For Arabica, the new A grade effectively replaces AA, A, AB, C, PB, C, X, and E, all of which had similar cupping qualities. The new B grade replaces the existing PSC grade, with Y becoming Y1, Y2 remaining essentially the same, and Y3, less restrictive. In Robusta, R1 is a completely new superior grade, which will apply to any better-quality Robusta coffee produced in future that will be destined for the specialty market.

CIC and the Pacific Horticultural and Agricultural Market Access (PHAMA Plus) conducted a four-day workshop with support from Australian and New Zealand Governments. This workshop, held in Port Moresby for coffee stakeholders in the Southern region, had the objective of sharing revised standards with all involved parties. The workshop also provided an opportunity for participants to discuss issues pertaining to documentation, industry gaps that require specific training, as well as the Online Export Manager System. Similar workshops were also held by CIC in coffee-producing areas of the Highlands, Momase and Island regions.

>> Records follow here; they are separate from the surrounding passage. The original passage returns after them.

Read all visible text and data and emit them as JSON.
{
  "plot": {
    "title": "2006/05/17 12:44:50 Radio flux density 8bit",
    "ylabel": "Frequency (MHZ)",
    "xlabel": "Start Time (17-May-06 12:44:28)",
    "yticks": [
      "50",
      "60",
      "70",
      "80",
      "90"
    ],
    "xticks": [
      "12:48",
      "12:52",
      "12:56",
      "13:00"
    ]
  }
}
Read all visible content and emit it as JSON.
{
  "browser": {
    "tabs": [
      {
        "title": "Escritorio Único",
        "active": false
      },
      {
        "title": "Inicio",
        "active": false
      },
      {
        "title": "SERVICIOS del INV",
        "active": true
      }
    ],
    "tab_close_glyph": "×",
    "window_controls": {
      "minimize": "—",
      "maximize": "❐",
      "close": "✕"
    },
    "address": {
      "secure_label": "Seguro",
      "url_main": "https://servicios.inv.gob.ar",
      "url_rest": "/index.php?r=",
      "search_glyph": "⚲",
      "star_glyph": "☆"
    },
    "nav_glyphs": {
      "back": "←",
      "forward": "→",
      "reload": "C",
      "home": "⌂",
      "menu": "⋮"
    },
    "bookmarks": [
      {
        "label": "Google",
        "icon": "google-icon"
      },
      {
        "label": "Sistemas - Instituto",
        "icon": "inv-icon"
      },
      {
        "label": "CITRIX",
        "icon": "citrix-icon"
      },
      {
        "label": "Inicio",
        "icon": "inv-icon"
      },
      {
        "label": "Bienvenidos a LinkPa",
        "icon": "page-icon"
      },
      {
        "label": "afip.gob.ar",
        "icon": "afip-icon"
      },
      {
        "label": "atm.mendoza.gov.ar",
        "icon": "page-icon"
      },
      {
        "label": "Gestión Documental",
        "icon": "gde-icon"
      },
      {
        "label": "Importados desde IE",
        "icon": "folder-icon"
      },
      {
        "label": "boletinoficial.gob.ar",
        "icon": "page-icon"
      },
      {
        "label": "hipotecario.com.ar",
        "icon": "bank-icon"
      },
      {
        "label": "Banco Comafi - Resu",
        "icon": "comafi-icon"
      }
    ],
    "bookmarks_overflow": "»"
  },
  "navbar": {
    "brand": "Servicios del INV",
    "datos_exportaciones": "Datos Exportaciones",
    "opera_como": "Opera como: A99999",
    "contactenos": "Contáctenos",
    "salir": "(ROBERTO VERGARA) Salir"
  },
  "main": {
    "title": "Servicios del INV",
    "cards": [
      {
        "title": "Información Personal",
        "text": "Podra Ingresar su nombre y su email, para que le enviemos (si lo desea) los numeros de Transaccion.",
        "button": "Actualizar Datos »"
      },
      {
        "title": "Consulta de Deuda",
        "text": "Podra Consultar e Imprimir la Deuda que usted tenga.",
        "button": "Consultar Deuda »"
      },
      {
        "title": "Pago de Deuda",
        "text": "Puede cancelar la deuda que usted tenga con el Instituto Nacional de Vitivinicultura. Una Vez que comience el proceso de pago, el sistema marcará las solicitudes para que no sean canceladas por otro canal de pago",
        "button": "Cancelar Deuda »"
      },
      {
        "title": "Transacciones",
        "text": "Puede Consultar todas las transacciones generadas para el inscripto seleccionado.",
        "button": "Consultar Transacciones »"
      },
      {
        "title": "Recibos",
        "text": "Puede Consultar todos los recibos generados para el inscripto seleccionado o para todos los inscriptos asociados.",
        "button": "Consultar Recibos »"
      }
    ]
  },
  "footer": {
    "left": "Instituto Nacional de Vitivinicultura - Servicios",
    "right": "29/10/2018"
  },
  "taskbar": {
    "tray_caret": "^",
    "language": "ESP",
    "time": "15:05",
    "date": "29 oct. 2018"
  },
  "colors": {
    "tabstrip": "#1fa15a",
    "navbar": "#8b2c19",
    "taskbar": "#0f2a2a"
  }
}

These new and improved standards should ensure that smallholder coffee farmers can receive the grade they deserve based on the coffee quality they produce.


  1. Mr. Wheeler
    Congrats for the good work on grading small scale farmers coffee. Is it possible to share this grading system. I will appreciate.
    Joseph Kimemia

Leave a Comment

Your email address will not be published. Required fields are marked *